p. 35 Declaration, specifies that a series function should be optimizable. 
positions bools =>■ indices 

p. 29 Returns a series of the positions of the non-null elements in bools. 
previous items ftoptional (.default nil) (amount 1) =>■ shifted-items 

p. 25 Shifts items to the right by amount inserting default. 
producing output-list input-list ftbody body =4" output-1 . . . output-n 

p. 41 Primitive form for defining off-line series operations. 
|>ropagate-alterability input output 

p. 44 Declaration that alteration of output is supported by alteration of input. 
result-of gatherer =>- result 

p. 40 Retrieves the final result from a gatherer. 
$can {type} sequence =>- elements} 

p. 17 Creates a series of the elements in the indicated type of sequence. 
Scan-alist alist ftoptional (test #'eql) =>- keys} valuesf 

p. 18 Creates two series containing the keys and values in an alist. 
^can-file file-name ^optional (reader #' read) =4* items 

p. 20 Reads a series of items from a file, 
scan-fn type init step ftoptional test =4> results- 1 . . . results-m 

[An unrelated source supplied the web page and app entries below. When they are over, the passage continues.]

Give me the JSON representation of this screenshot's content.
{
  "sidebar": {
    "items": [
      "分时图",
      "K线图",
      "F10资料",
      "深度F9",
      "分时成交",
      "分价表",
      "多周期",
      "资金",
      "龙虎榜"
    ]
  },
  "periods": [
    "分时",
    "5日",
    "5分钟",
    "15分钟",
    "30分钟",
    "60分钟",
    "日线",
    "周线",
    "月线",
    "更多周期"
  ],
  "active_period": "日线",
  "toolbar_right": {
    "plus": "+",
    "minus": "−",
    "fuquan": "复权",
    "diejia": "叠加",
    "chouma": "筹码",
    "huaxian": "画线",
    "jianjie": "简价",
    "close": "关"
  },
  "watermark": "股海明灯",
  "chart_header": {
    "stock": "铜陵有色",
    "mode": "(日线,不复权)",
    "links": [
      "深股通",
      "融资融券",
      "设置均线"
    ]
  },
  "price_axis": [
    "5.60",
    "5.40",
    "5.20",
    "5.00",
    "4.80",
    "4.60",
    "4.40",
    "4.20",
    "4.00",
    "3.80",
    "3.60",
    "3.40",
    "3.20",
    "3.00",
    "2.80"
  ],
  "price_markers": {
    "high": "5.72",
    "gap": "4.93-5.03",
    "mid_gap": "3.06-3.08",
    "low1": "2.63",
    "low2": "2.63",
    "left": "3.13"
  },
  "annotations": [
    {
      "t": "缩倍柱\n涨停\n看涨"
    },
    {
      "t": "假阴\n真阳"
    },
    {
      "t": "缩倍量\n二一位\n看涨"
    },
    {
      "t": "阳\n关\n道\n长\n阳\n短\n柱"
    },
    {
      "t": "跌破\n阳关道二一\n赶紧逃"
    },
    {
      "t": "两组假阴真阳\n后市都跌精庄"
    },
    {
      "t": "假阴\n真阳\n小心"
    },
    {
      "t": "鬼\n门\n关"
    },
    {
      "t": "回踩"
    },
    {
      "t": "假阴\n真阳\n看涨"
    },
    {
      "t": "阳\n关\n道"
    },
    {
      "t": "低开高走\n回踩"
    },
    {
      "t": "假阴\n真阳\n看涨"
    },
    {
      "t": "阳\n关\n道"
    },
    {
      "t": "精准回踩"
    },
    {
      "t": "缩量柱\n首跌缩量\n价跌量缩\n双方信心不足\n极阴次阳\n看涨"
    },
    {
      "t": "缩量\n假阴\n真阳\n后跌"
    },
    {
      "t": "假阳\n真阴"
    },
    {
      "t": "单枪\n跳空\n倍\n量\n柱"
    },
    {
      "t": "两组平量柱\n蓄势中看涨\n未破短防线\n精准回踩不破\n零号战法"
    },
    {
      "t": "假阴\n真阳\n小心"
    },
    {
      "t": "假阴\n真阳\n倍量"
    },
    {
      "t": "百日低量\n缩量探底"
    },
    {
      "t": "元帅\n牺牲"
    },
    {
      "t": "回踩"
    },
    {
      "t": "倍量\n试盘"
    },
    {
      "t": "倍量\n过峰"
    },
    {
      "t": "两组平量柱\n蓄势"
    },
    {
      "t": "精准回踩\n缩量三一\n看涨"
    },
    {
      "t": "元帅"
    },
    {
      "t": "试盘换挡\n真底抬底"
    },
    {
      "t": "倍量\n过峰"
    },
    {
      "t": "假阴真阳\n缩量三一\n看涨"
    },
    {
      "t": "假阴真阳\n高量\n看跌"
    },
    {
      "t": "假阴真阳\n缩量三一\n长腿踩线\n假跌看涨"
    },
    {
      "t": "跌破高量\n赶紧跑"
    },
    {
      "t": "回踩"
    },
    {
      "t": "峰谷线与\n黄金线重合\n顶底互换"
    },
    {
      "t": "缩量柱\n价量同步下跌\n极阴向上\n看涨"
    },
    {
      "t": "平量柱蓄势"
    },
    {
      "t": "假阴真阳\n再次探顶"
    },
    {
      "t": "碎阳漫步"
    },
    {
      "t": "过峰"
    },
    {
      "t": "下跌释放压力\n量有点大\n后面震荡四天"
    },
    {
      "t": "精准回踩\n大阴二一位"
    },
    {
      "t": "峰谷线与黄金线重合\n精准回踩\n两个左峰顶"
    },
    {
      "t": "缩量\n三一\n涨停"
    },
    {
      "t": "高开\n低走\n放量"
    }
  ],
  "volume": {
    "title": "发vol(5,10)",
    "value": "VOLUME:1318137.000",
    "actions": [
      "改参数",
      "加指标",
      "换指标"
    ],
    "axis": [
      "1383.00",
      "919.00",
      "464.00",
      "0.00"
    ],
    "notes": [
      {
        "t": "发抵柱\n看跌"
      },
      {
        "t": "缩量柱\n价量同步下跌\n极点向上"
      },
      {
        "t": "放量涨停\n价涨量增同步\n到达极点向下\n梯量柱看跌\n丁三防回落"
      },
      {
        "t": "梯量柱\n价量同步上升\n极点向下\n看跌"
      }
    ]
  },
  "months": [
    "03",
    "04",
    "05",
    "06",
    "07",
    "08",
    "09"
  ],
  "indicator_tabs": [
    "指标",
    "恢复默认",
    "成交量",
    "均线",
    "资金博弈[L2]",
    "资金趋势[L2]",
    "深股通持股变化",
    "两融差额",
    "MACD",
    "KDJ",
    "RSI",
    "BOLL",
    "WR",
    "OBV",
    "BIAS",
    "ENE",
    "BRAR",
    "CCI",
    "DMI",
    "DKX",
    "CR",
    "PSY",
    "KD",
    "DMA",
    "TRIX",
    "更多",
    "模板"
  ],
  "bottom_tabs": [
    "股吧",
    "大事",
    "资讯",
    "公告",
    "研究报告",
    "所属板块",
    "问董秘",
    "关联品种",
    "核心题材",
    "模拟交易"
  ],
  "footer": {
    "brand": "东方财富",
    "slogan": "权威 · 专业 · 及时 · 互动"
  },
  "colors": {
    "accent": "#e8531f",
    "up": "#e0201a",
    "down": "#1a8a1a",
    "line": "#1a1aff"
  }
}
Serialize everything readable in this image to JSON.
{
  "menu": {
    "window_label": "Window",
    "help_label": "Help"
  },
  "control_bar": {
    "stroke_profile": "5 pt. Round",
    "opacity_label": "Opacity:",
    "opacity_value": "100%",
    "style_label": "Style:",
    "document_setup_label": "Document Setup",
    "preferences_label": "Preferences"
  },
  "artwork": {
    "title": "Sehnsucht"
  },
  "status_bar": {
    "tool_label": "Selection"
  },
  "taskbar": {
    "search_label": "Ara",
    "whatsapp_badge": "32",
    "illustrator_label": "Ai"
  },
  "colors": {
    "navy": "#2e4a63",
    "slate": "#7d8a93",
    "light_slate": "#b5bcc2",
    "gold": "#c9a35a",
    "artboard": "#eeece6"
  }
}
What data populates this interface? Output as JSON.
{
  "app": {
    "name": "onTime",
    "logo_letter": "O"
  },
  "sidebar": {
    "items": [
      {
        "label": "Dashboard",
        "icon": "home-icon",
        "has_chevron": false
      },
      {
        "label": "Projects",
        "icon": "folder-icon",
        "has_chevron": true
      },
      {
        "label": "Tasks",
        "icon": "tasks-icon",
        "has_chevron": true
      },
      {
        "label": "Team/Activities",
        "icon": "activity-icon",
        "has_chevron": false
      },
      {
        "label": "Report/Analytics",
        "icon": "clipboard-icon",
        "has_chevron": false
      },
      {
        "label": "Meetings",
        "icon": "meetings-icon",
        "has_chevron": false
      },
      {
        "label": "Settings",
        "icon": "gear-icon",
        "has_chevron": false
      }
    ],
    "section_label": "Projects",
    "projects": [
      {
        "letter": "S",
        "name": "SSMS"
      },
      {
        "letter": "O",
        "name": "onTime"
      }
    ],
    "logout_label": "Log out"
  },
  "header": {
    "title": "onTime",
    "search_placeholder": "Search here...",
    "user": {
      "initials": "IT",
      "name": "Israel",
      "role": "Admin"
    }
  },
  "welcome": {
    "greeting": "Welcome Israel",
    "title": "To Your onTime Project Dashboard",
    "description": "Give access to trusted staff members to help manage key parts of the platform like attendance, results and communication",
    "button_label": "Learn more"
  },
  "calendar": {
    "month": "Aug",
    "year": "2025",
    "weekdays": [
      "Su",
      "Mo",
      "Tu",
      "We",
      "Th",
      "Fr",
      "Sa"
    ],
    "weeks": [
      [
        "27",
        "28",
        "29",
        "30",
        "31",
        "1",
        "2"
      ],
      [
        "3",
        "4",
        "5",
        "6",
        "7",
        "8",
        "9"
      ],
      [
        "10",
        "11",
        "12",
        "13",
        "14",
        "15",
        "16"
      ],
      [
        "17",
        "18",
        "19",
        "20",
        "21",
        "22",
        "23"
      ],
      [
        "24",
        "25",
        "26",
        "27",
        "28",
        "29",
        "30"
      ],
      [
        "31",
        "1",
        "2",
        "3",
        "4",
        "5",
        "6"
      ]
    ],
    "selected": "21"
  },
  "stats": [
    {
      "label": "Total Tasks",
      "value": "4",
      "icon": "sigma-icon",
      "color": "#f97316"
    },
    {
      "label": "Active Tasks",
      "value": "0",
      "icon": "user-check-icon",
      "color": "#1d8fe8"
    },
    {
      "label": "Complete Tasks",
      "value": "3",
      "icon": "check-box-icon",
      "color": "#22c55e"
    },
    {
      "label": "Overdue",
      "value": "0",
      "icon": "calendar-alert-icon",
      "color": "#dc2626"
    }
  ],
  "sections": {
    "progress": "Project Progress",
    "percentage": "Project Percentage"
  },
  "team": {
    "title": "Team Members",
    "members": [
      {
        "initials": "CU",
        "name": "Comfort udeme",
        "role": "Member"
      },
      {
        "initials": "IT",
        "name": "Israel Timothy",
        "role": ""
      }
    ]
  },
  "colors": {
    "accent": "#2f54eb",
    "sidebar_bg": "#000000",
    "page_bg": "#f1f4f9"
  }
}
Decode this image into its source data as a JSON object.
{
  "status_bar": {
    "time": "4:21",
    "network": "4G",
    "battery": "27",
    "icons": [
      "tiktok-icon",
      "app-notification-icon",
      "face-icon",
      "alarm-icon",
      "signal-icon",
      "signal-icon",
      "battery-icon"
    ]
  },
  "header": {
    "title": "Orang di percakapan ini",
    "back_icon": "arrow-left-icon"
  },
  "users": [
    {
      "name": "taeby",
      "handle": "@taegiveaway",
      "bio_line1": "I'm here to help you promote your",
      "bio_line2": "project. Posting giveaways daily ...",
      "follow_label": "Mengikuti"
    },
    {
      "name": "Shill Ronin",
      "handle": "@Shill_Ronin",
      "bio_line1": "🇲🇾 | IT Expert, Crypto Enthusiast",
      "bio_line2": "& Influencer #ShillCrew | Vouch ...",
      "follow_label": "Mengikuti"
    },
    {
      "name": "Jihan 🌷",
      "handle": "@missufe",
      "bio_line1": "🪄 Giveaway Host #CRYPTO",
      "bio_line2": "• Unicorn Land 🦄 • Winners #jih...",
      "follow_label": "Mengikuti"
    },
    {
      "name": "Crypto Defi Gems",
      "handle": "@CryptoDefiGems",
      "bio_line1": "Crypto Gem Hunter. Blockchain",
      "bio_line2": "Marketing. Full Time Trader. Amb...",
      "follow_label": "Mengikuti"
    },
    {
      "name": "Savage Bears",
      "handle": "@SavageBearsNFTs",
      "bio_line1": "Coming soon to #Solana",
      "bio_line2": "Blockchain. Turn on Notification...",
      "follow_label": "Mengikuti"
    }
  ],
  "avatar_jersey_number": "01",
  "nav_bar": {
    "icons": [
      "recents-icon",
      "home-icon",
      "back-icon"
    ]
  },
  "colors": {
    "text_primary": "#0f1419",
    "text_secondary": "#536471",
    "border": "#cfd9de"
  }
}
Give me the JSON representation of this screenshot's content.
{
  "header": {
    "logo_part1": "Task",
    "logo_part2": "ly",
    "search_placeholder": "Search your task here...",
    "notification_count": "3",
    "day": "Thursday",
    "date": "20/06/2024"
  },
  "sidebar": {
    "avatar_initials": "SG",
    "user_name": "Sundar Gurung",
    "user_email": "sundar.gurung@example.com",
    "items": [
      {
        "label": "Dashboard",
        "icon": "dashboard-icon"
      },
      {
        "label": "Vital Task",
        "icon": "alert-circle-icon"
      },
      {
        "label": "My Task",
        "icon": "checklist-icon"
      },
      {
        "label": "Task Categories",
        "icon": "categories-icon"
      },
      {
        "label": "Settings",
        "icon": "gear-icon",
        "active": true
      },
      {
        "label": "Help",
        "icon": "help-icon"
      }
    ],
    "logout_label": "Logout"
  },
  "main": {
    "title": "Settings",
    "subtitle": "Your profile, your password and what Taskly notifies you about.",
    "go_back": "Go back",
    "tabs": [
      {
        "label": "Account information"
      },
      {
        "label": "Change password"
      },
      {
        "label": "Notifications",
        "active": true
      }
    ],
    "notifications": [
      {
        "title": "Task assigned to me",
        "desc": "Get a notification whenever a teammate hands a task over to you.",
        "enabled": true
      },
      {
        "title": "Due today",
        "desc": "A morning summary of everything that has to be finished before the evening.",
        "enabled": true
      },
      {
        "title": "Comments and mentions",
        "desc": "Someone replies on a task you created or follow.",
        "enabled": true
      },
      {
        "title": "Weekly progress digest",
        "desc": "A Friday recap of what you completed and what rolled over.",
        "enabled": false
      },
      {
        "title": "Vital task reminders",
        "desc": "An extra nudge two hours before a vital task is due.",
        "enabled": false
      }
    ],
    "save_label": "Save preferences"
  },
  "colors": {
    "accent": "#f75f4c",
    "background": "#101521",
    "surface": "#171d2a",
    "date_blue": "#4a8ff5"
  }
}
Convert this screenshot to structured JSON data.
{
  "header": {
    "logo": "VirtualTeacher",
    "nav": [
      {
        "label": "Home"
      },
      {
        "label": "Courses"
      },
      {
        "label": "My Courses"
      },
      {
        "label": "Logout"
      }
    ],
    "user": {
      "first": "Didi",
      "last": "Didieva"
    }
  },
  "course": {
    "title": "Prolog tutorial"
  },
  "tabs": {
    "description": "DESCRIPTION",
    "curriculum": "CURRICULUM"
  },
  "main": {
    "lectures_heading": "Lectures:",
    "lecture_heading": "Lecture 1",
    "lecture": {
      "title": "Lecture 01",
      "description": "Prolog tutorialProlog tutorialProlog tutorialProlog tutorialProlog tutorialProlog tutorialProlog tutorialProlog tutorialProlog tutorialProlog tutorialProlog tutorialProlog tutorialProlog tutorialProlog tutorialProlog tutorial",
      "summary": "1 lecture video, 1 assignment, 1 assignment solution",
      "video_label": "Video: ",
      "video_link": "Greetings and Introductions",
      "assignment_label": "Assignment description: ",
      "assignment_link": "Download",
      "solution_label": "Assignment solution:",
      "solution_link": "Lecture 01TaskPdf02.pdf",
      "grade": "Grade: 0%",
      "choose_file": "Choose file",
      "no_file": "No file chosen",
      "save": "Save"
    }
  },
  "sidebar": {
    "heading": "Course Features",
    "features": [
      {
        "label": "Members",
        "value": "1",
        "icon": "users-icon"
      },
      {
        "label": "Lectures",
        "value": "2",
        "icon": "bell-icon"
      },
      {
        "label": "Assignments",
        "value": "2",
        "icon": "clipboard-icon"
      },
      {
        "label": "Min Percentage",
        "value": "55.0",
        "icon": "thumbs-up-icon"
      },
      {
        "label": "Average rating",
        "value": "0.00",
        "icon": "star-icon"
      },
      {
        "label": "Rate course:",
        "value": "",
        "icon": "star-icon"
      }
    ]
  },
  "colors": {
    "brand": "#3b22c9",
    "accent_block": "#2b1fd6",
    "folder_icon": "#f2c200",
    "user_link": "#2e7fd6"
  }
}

p. 20 Creates a series by applying step to init until test is true. 
Scan-fn- inclusive type init step test => results-1 . . . results-m 

p. 21 Creates a series containing one more element than scan-fn. 
scan-hash table =4" keys values 

p. 19 Creates two series containing the keys and values in a hash table, 
scan-lists-of-lists lists-of-lists ^optional leaf-test => nodes 

p. 19 Creates a series of the nodes in a tree, 
scan-lists-of-lists-fringe lists-of-lists ftoptional leaf-test => leaves} 

p. 19 Creates a series of the leaves of a tree. 
Scan-multiple type sequence- 1 ... sequence-n => elements-1} ... elements-n} 

p. 17 Scans multiple sequences in parallel. 
£can-plist plist =>- indicators} values} 

p. 19 Creates two series containing the indicators and values in a pli«t. 



70 Index of Functions 

scan-range &key : start :by :type :upto : below :downto : above : length => nums- 

p. 18 Creates a series of numbers by counting from : start by :by. 
ecan-sublists list => sublists 

p. 18 Creates a series of the sublists in a list, 
scan-symbols feoptional (package *package*) =4»- symbols 

p. 20 Creates a series of the symbols in package. 
series &optional (type T) 

p. 16 Type specifier, indicates a series with elements of type type. 
series item-1 . . . item-n =£- items 

p. 16 Creates a series endlessly repeating the item-i. 
series-element-type variable => type 

p. 54 Yields the type of elements in a series held in a variable. 
*series- express ion-cache* 

p. 49 Variable, controls memoization of series expression expansions, 
split items bools-1 . . . bools-n =>- items- 1 $ . . . items-n t items-n+l t 

p. 28 Divides a series into multiple outputs based on the bools-i. 
split-if items pred-1 . ..pred-n => ite m ?- It . • . item§-nt items-n -j- I t 

p. 28 Divides a series into multiple outputs based on the pred-i. 
spread gaps items fcoptional (default nil) => expanded-items 

p. 28 Spreads the elements of items by inserting copies of default. 
subseries items start feoptional below =4> selected-items^. 

p. 29 Returns the elements of items from start up to, but not including, below. 
*suppr^ss-series-warnings* default value nil 

p. 62 Variable, controls error messages about restriction violations, 
terminate-producing =^ 

p. 44 Used in producing to cause termination of the computation, 
to-alter items alter-fn other-items- 1 ... other-items-n =4" alterable-items 

p. 38 Specifies how to alter a series. 
until bools items-1 . . . items-n =^ initial- items- If . . . initial-items-n\ 

p. 24 Truncates the input series at the point indicated by bools. 
until-if pred items-1 . . . items-n =$> initial-items- It . . . initial-items-n\ 

p. 24 Truncates the input series at the point indicated by pred.